*WHAT TO PRODUCE*
For the material that follows, list every line containing the word "Safari".

*DATA EXTRACT*
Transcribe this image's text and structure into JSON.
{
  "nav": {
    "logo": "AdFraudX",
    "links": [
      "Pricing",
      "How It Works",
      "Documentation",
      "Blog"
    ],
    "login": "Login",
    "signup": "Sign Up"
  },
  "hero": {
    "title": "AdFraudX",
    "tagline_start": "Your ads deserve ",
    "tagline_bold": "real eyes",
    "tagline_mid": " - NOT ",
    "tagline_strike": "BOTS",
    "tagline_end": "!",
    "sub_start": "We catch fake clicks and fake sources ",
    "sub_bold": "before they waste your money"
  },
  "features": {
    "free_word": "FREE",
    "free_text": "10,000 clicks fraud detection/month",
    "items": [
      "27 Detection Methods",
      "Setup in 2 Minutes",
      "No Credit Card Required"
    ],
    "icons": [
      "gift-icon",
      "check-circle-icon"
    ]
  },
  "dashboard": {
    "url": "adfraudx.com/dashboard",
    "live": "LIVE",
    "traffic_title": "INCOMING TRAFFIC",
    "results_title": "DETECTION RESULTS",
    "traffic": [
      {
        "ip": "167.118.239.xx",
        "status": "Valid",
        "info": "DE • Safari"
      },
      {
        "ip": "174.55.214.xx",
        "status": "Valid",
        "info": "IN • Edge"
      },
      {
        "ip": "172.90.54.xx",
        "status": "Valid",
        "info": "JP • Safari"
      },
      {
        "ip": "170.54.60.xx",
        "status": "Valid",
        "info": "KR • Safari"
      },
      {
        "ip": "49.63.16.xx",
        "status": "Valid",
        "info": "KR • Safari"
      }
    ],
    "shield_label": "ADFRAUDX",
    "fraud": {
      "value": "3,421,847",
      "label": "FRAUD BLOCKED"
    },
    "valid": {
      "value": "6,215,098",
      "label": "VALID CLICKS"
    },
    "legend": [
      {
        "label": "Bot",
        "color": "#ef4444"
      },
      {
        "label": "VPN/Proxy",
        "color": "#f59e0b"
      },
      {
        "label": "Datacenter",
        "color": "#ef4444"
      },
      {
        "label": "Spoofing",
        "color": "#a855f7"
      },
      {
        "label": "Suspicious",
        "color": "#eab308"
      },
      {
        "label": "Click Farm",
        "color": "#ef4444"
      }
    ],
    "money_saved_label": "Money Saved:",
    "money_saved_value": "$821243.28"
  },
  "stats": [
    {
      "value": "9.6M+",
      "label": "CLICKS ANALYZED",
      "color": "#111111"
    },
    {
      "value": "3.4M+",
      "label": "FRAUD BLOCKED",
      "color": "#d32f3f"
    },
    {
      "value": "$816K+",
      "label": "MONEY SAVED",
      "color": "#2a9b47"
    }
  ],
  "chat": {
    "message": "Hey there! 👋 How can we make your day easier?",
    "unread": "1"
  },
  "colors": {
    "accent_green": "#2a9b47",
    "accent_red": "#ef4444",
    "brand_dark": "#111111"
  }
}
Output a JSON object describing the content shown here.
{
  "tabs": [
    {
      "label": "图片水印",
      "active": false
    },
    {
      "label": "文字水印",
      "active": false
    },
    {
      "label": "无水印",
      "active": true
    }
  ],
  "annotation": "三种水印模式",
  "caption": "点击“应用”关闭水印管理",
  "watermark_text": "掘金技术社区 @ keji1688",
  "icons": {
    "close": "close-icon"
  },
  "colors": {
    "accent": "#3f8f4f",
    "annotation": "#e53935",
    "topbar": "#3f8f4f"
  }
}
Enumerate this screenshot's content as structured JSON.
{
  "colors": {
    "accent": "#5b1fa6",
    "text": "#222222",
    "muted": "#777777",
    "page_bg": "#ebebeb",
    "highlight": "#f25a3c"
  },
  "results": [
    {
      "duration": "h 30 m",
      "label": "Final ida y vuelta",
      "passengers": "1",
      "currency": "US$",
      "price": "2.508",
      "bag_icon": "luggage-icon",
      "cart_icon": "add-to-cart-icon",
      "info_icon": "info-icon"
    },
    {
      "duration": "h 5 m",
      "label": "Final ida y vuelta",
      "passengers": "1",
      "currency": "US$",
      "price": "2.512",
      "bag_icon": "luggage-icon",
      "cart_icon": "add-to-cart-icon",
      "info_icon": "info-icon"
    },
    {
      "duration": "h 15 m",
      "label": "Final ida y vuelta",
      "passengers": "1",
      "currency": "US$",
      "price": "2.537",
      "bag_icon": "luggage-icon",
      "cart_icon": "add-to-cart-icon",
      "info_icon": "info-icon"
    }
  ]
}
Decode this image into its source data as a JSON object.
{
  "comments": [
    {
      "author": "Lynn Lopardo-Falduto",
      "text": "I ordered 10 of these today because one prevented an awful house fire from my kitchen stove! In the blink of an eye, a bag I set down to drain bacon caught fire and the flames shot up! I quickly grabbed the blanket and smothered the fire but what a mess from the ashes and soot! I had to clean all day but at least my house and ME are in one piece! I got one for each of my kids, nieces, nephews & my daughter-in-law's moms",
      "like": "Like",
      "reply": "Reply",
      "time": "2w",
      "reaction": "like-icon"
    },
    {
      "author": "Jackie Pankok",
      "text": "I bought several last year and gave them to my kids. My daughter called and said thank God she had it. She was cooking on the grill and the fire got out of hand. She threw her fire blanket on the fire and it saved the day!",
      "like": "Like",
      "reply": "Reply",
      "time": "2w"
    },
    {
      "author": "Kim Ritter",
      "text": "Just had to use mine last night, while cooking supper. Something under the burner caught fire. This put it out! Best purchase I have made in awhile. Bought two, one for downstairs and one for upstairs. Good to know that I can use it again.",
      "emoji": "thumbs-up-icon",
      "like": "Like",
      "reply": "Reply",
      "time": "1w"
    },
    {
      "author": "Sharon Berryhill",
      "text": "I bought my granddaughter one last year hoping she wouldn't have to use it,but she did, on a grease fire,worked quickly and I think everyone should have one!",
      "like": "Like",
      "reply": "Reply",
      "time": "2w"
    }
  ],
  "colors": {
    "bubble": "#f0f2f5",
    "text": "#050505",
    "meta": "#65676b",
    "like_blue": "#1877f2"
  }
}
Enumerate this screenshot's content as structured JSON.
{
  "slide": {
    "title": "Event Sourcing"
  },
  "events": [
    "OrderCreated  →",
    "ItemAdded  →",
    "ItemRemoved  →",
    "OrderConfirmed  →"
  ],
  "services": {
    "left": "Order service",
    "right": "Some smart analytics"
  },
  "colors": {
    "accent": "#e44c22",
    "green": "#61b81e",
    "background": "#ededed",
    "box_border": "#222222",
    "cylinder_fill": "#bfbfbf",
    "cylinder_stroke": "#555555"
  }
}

*YOUR RESPONSE*
        "info": "DE • Safari"
        "info": "JP • Safari"
        "info": "KR • Safari"
        "info": "KR • Safari"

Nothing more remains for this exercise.